Recorded data:
******
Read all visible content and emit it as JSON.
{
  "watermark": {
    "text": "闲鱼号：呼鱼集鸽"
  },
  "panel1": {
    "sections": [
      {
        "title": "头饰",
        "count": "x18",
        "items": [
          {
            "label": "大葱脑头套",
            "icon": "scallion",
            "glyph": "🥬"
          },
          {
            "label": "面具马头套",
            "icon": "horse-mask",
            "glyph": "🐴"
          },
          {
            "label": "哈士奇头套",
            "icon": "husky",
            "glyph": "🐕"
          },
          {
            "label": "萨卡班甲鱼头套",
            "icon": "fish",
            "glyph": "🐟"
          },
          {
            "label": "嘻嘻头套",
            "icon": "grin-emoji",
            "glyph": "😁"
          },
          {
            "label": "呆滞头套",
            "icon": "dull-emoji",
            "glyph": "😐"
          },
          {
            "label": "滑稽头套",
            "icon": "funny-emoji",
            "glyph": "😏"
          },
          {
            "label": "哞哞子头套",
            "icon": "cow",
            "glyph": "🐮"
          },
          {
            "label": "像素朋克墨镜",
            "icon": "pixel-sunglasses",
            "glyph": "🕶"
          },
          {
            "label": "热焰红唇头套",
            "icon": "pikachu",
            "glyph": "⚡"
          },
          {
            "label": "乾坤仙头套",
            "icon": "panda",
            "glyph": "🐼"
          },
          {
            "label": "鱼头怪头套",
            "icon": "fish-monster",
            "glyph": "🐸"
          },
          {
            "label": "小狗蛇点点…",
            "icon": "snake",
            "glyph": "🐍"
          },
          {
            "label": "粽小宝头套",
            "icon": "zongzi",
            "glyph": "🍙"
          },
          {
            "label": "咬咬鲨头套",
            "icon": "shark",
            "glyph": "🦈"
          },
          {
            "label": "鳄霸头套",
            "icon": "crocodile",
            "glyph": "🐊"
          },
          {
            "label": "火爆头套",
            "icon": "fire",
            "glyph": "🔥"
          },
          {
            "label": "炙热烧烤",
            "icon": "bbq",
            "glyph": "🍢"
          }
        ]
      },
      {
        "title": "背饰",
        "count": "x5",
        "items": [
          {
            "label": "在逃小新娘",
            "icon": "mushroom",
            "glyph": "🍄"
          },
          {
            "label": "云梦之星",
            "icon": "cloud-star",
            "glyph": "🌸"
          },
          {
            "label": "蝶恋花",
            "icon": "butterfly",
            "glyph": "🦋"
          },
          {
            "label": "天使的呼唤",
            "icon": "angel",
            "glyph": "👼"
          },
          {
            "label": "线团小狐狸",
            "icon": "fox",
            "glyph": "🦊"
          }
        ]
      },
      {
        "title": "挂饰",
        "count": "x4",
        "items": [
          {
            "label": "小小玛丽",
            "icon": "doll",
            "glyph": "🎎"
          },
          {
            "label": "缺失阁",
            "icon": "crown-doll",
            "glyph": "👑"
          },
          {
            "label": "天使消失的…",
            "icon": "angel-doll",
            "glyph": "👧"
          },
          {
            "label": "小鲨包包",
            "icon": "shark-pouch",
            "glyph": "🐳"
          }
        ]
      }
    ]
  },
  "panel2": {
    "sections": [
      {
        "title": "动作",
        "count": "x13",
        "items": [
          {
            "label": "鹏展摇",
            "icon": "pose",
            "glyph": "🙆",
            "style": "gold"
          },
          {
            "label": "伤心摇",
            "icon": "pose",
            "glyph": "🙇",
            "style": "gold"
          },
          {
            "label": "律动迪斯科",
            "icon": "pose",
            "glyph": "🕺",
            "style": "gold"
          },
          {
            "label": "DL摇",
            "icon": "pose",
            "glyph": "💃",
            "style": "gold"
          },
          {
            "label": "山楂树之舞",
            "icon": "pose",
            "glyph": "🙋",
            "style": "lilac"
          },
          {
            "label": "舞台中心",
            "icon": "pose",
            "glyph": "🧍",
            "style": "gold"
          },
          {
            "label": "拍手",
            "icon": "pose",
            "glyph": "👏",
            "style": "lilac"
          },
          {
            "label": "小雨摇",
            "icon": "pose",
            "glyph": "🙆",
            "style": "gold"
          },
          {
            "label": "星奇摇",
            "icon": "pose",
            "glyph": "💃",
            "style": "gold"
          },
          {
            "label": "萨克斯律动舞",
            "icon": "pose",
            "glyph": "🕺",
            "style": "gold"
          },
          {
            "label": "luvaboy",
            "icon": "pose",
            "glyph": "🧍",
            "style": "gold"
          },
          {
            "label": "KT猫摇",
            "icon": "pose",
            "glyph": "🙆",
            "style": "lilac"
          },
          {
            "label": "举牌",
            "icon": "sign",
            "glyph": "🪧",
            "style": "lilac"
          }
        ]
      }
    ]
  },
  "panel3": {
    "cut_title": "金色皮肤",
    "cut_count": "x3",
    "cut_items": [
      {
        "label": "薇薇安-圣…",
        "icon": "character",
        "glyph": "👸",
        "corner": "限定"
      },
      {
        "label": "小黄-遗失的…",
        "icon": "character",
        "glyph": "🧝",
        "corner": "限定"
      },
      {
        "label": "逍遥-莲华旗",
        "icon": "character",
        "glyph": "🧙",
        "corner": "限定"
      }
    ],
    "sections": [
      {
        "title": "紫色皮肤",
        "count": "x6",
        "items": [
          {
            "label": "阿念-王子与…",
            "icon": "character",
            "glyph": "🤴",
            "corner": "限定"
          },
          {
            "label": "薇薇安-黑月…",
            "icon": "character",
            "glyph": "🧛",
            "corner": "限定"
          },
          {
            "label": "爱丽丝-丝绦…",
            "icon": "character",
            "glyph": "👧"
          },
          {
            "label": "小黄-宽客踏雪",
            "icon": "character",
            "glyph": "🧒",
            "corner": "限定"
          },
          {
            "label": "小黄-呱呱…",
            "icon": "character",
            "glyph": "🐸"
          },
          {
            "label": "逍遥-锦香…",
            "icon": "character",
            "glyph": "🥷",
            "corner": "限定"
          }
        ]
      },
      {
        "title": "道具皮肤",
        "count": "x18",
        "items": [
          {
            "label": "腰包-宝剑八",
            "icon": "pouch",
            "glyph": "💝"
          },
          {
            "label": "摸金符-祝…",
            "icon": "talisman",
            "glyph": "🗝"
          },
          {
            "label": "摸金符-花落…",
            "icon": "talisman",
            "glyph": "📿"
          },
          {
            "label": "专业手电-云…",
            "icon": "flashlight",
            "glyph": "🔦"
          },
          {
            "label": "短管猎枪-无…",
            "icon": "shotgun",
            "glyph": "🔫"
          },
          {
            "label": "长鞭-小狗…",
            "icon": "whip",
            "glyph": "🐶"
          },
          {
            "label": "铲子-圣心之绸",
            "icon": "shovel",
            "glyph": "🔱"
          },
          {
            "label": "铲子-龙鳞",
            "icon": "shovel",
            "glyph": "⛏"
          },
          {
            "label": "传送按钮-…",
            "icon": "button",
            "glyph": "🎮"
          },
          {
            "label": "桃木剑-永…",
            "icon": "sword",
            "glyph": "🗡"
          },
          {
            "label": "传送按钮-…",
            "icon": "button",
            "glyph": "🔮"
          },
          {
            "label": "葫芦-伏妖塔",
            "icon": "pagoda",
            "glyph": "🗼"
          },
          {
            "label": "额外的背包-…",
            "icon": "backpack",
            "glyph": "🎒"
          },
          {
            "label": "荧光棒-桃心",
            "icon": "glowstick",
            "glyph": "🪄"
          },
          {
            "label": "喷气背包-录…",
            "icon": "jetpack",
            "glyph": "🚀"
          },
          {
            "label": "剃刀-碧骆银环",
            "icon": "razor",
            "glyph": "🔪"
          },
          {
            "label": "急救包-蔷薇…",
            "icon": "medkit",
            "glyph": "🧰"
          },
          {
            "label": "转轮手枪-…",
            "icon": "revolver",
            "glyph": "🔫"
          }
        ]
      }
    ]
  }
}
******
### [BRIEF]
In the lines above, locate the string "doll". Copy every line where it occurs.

### [TASK RESPONSE]
            "icon": "doll",
            "icon": "crown-doll",
            "icon": "angel-doll",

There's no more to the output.